:: Task directions ::
Could you reproduce all of these records exactly?

:: Exercise data ::
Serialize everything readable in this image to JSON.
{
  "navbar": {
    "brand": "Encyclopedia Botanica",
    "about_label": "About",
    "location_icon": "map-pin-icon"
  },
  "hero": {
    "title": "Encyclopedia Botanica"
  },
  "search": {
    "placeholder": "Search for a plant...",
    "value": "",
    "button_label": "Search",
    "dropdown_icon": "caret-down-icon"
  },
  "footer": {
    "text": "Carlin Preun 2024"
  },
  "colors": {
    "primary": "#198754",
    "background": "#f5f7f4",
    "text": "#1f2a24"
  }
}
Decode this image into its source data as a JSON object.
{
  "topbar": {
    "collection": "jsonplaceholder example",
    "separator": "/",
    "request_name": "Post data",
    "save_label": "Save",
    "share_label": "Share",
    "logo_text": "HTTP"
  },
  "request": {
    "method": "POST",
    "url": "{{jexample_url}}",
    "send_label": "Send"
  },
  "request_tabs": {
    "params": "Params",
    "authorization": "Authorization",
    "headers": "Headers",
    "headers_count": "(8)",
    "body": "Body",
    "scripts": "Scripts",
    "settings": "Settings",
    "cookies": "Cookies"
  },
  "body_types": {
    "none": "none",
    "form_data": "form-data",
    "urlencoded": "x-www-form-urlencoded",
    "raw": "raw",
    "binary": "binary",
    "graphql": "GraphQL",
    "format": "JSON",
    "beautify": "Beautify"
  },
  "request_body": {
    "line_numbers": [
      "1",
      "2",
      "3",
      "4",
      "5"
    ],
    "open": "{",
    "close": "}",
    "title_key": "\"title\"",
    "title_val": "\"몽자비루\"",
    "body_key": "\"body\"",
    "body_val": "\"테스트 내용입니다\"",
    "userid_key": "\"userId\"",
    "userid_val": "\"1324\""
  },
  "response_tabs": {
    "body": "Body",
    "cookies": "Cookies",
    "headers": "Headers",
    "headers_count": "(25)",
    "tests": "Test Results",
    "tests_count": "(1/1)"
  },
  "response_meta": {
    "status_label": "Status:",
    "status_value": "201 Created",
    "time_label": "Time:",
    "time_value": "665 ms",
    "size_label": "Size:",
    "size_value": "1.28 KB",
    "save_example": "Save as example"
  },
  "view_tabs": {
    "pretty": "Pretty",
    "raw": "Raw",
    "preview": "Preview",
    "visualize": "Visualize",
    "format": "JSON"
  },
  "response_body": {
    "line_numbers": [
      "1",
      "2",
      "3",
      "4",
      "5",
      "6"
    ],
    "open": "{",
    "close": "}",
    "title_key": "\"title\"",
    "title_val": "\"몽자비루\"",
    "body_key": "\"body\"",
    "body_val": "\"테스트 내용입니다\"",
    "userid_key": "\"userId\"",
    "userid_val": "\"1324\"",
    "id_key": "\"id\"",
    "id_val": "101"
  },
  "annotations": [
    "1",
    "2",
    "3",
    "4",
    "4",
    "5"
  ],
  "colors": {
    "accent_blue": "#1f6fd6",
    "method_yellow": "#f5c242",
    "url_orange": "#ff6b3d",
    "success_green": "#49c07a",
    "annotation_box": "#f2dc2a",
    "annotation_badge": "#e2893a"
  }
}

:: Task result ::
Serialize everything readable in this image to JSON.
{
  "navbar": {
    "brand": "Encyclopedia Botanica",
    "about_label": "About",
    "location_icon": "map-pin-icon"
  },
  "hero": {
    "title": "Encyclopedia Botanica"
  },
  "search": {
    "placeholder": "Search for a plant...",
    "value": "",
    "button_label": "Search",
    "dropdown_icon": "caret-down-icon"
  },
  "footer": {
    "text": "Carlin Preun 2024"
  },
  "colors": {
    "primary": "#198754",
    "background": "#f5f7f4",
    "text": "#1f2a24"
  }
}
Decode this image into its source data as a JSON object.
{
  "topbar": {
    "collection": "jsonplaceholder example",
    "separator": "/",
    "request_name": "Post data",
    "save_label": "Save",
    "share_label": "Share",
    "logo_text": "HTTP"
  },
  "request": {
    "method": "POST",
    "url": "{{jexample_url}}",
    "send_label": "Send"
  },
  "request_tabs": {
    "params": "Params",
    "authorization": "Authorization",
    "headers": "Headers",
    "headers_count": "(8)",
    "body": "Body",
    "scripts": "Scripts",
    "settings": "Settings",
    "cookies": "Cookies"
  },
  "body_types": {
    "none": "none",
    "form_data": "form-data",
    "urlencoded": "x-www-form-urlencoded",
    "raw": "raw",
    "binary": "binary",
    "graphql": "GraphQL",
    "format": "JSON",
    "beautify": "Beautify"
  },
  "request_body": {
    "line_numbers": [
      "1",
      "2",
      "3",
      "4",
      "5"
    ],
    "open": "{",
    "close": "}",
    "title_key": "\"title\"",
    "title_val": "\"몽자비루\"",
    "body_key": "\"body\"",
    "body_val": "\"테스트 내용입니다\"",
    "userid_key": "\"userId\"",
    "userid_val": "\"1324\""
  },
  "response_tabs": {
    "body": "Body",
    "cookies": "Cookies",
    "headers": "Headers",
    "headers_count": "(25)",
    "tests": "Test Results",
    "tests_count": "(1/1)"
  },
  "response_meta": {
    "status_label": "Status:",
    "status_value": "201 Created",
    "time_label": "Time:",
    "time_value": "665 ms",
    "size_label": "Size:",
    "size_value": "1.28 KB",
    "save_example": "Save as example"
  },
  "view_tabs": {
    "pretty": "Pretty",
    "raw": "Raw",
    "preview": "Preview",
    "visualize": "Visualize",
    "format": "JSON"
  },
  "response_body": {
    "line_numbers": [
      "1",
      "2",
      "3",
      "4",
      "5",
      "6"
    ],
    "open": "{",
    "close": "}",
    "title_key": "\"title\"",
    "title_val": "\"몽자비루\"",
    "body_key": "\"body\"",
    "body_val": "\"테스트 내용입니다\"",
    "userid_key": "\"userId\"",
    "userid_val": "\"1324\"",
    "id_key": "\"id\"",
    "id_val": "101"
  },
  "annotations": [
    "1",
    "2",
    "3",
    "4",
    "4",
    "5"
  ],
  "colors": {
    "accent_blue": "#1f6fd6",
    "method_yellow": "#f5c242",
    "url_orange": "#ff6b3d",
    "success_green": "#49c07a",
    "annotation_box": "#f2dc2a",
    "annotation_badge": "#e2893a"
  }
}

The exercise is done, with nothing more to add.